Starting at the line that contains "Decode this image", reproduce every line through the end of the entries below, with no pictures in the copy.

==================================================

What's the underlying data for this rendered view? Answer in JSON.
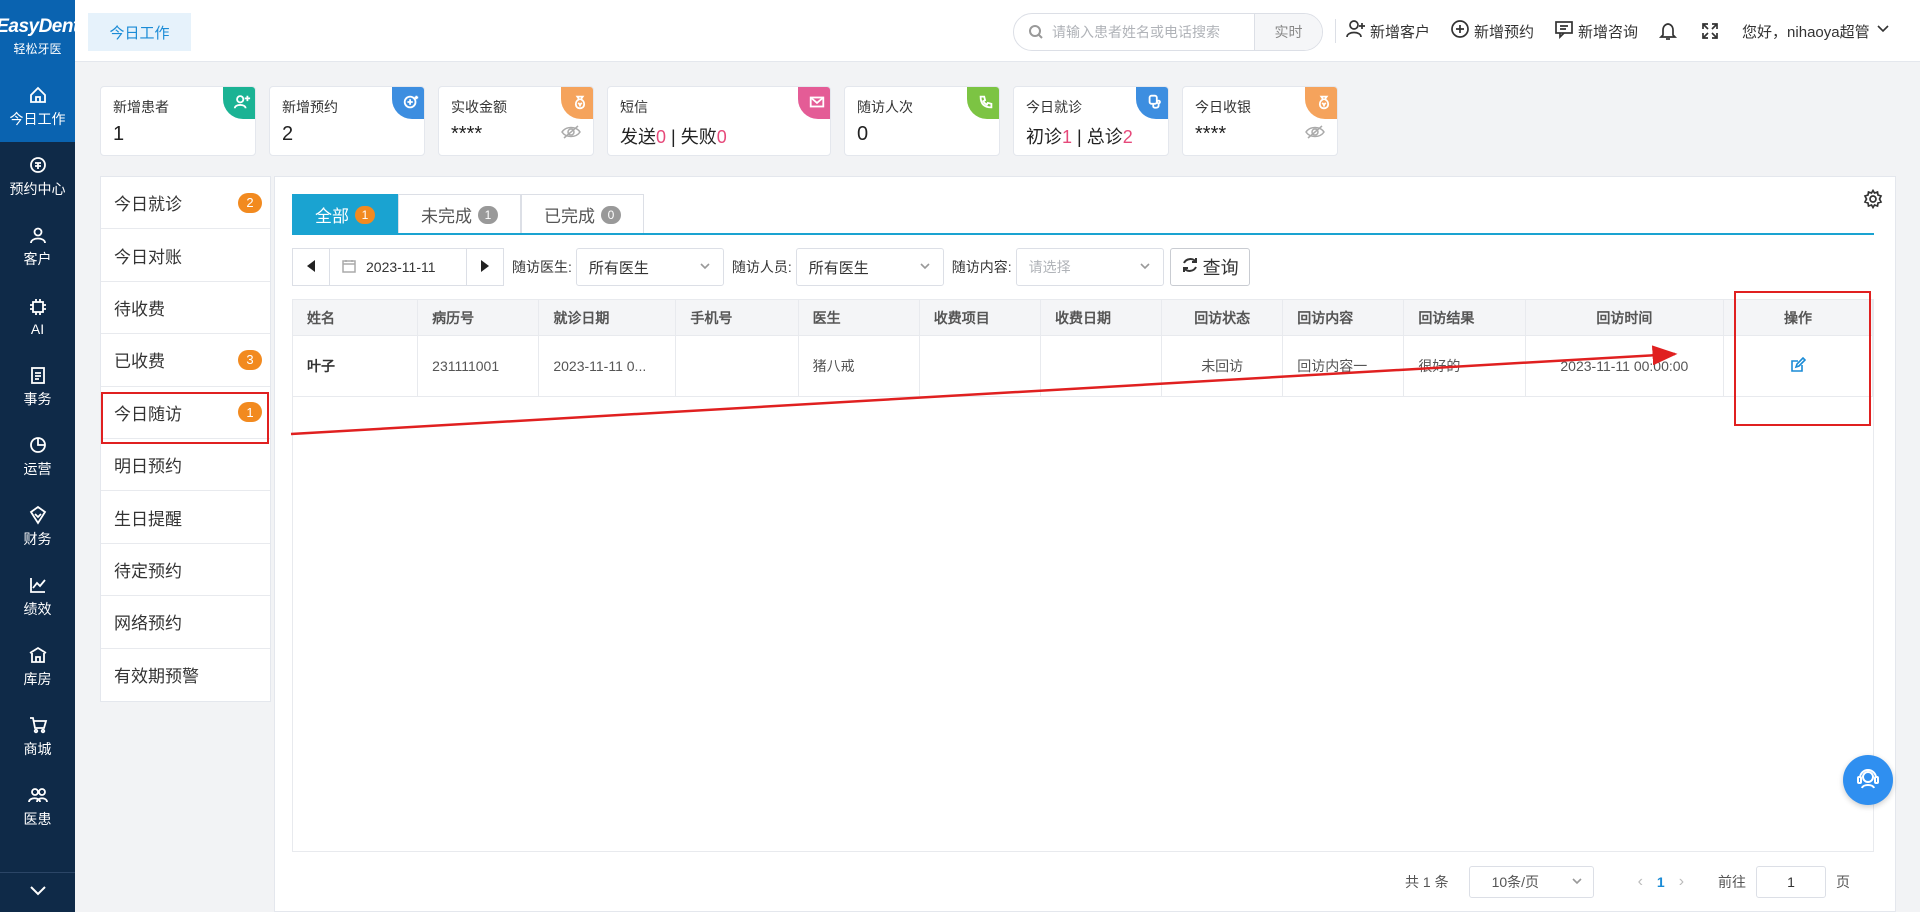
{
  "app": {
    "logo_text": "EasyDent",
    "logo_sub": "轻松牙医"
  },
  "nav": {
    "items": [
      {
        "label": "今日工作",
        "icon": "home-icon"
      },
      {
        "label": "预约中心",
        "icon": "calendar-icon"
      },
      {
        "label": "客户",
        "icon": "user-icon"
      },
      {
        "label": "AI",
        "icon": "ai-chip-icon"
      },
      {
        "label": "事务",
        "icon": "clipboard-icon"
      },
      {
        "label": "运营",
        "icon": "pie-chart-icon"
      },
      {
        "label": "财务",
        "icon": "finance-icon"
      },
      {
        "label": "绩效",
        "icon": "line-chart-icon"
      },
      {
        "label": "库房",
        "icon": "warehouse-icon"
      },
      {
        "label": "商城",
        "icon": "cart-icon"
      },
      {
        "label": "医患",
        "icon": "doctor-patient-icon"
      }
    ]
  },
  "header": {
    "tab_label": "今日工作",
    "search_placeholder": "请输入患者姓名或电话搜索",
    "search_mode": "实时",
    "actions": [
      "新增客户",
      "新增预约",
      "新增咨询"
    ],
    "user_greeting": "您好，nihaoya超管"
  },
  "cards": [
    {
      "title": "新增患者",
      "value": "1",
      "color": "#1bb394",
      "icon": "user-add-icon"
    },
    {
      "title": "新增预约",
      "value": "2",
      "color": "#3d8ee0",
      "icon": "appointment-add-icon"
    },
    {
      "title": "实收金额",
      "value": "****",
      "color": "#f5a35c",
      "icon": "money-bag-icon"
    },
    {
      "title": "短信",
      "sent_label": "发送",
      "sent": "0",
      "fail_label": "失败",
      "fail": "0",
      "color": "#e45c96",
      "icon": "mail-icon"
    },
    {
      "title": "随访人次",
      "value": "0",
      "color": "#7cc443",
      "icon": "phone-followup-icon"
    },
    {
      "title": "今日就诊",
      "first_label": "初诊",
      "first": "1",
      "total_label": "总诊",
      "total": "2",
      "color": "#3d8ee0",
      "icon": "medical-icon"
    },
    {
      "title": "今日收银",
      "value": "****",
      "color": "#f5a35c",
      "icon": "cashier-icon"
    }
  ],
  "submenu": [
    {
      "label": "今日就诊",
      "badge": "2"
    },
    {
      "label": "今日对账",
      "badge": ""
    },
    {
      "label": "待收费",
      "badge": ""
    },
    {
      "label": "已收费",
      "badge": "3"
    },
    {
      "label": "今日随访",
      "badge": "1"
    },
    {
      "label": "明日预约",
      "badge": ""
    },
    {
      "label": "生日提醒",
      "badge": ""
    },
    {
      "label": "待定预约",
      "badge": ""
    },
    {
      "label": "网络预约",
      "badge": ""
    },
    {
      "label": "有效期预警",
      "badge": ""
    }
  ],
  "tabs": [
    {
      "label": "全部",
      "count": "1"
    },
    {
      "label": "未完成",
      "count": "1"
    },
    {
      "label": "已完成",
      "count": "0"
    }
  ],
  "filters": {
    "date": "2023-11-11",
    "doctor_label": "随访医生:",
    "doctor_value": "所有医生",
    "staff_label": "随访人员:",
    "staff_value": "所有医生",
    "content_label": "随访内容:",
    "content_placeholder": "请选择",
    "query_button": "查询"
  },
  "table": {
    "columns": [
      "姓名",
      "病历号",
      "就诊日期",
      "手机号",
      "医生",
      "收费项目",
      "收费日期",
      "回访状态",
      "回访内容",
      "回访结果",
      "回访时间",
      "操作"
    ],
    "rows": [
      [
        "叶子",
        "231111001",
        "2023-11-11 0...",
        "",
        "猪八戒",
        "",
        "",
        "未回访",
        "回访内容一",
        "很好的",
        "2023-11-11 00:00:00",
        ""
      ]
    ]
  },
  "pager": {
    "total": "共 1 条",
    "page_size": "10条/页",
    "current": "1",
    "goto_label": "前往",
    "goto_value": "1",
    "page_suffix": "页"
  }
}
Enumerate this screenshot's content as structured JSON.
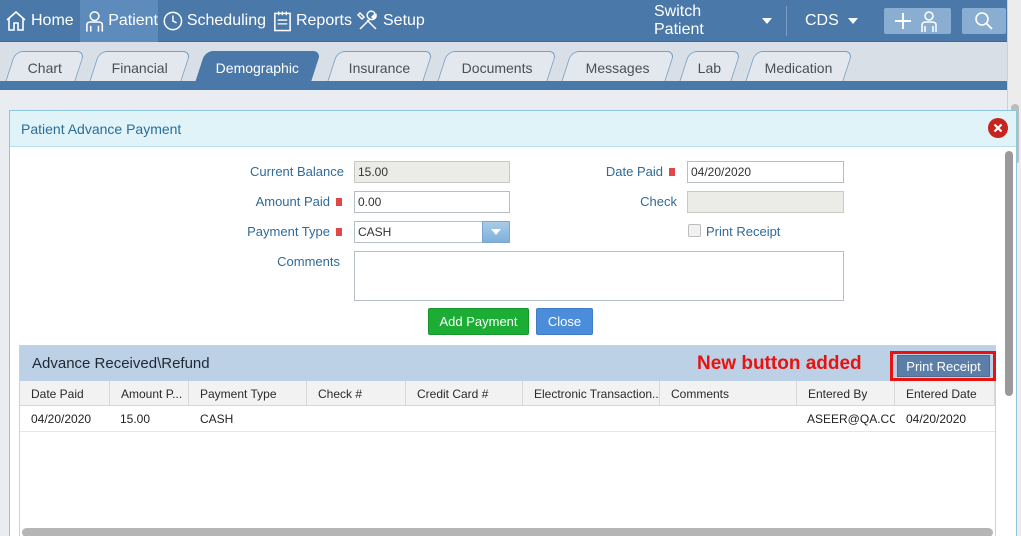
{
  "nav": {
    "home": "Home",
    "patient": "Patient",
    "scheduling": "Scheduling",
    "reports": "Reports",
    "setup": "Setup",
    "switch_patient": "Switch Patient",
    "cds": "CDS"
  },
  "tabs": [
    {
      "label": "Chart"
    },
    {
      "label": "Financial"
    },
    {
      "label": "Demographic",
      "active": true
    },
    {
      "label": "Insurance"
    },
    {
      "label": "Documents"
    },
    {
      "label": "Messages"
    },
    {
      "label": "Lab"
    },
    {
      "label": "Medication"
    }
  ],
  "dialog": {
    "title": "Patient Advance Payment",
    "form": {
      "current_balance_label": "Current Balance",
      "current_balance": "15.00",
      "amount_paid_label": "Amount Paid",
      "amount_paid": "0.00",
      "payment_type_label": "Payment Type",
      "payment_type": "CASH",
      "comments_label": "Comments",
      "comments": "",
      "date_paid_label": "Date Paid",
      "date_paid": "04/20/2020",
      "check_label": "Check",
      "check": "",
      "print_receipt_label": "Print Receipt",
      "print_receipt_checked": false
    },
    "buttons": {
      "add_payment": "Add Payment",
      "close": "Close"
    },
    "grid": {
      "title": "Advance Received\\Refund",
      "annotation": "New button added",
      "print_receipt_button": "Print Receipt",
      "columns": [
        "Date Paid",
        "Amount P...",
        "Payment Type",
        "Check #",
        "Credit Card #",
        "Electronic Transaction...",
        "Comments",
        "Entered By",
        "Entered Date"
      ],
      "rows": [
        [
          "04/20/2020",
          "15.00",
          "CASH",
          "",
          "",
          "",
          "",
          "ASEER@QA.CO...",
          "04/20/2020"
        ]
      ]
    }
  },
  "colors": {
    "nav_bg": "#4a78a8",
    "add_payment": "#1cae34",
    "close": "#4c8ddb",
    "annotation": "#e8130f"
  }
}
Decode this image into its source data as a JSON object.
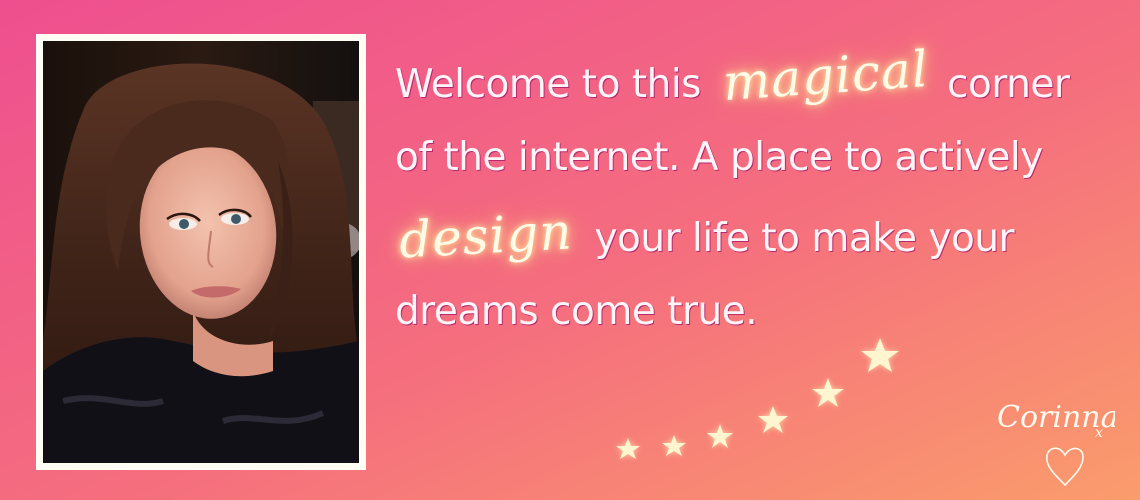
{
  "banner": {
    "background_start": "#f0528e",
    "background_end": "#f99a70",
    "text_color": "#fff4f7",
    "glow_color": "#ffe9a8",
    "message": {
      "line1_before": "Welcome to this",
      "line1_script": "magical",
      "line1_after": "corner",
      "line2": "of the internet. A place to actively",
      "line3_script": "design",
      "line3_after": "your life to make your",
      "line4": "dreams come true."
    },
    "stars": {
      "count": 6,
      "color": "#fff6cf"
    },
    "signature": {
      "name": "Corinna",
      "suffix": "x",
      "heart_icon": "heart-icon"
    },
    "photo": {
      "frame_color": "#fffdf4",
      "description_icon": "portrait-photo"
    }
  }
}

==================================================

▶ _Solved exercise_
Decode this image into its source data as a JSON object.
{
  "banner": {
    "background_start": "#f0528e",
    "background_end": "#f99a70",
    "text_color": "#fff4f7",
    "glow_color": "#ffe9a8",
    "message": {
      "line1_before": "Welcome to this",
      "line1_script": "magical",
      "line1_after": "corner",
      "line2": "of the internet. A place to actively",
      "line3_script": "design",
      "line3_after": "your life to make your",
      "line4": "dreams come true."
    },
    "stars": {
      "count": 6,
      "color": "#fff6cf"
    },
    "signature": {
      "name": "Corinna",
      "suffix": "x",
      "heart_icon": "heart-icon"
    },
    "photo": {
      "frame_color": "#fffdf4",
      "description_icon": "portrait-photo"
    }
  }
}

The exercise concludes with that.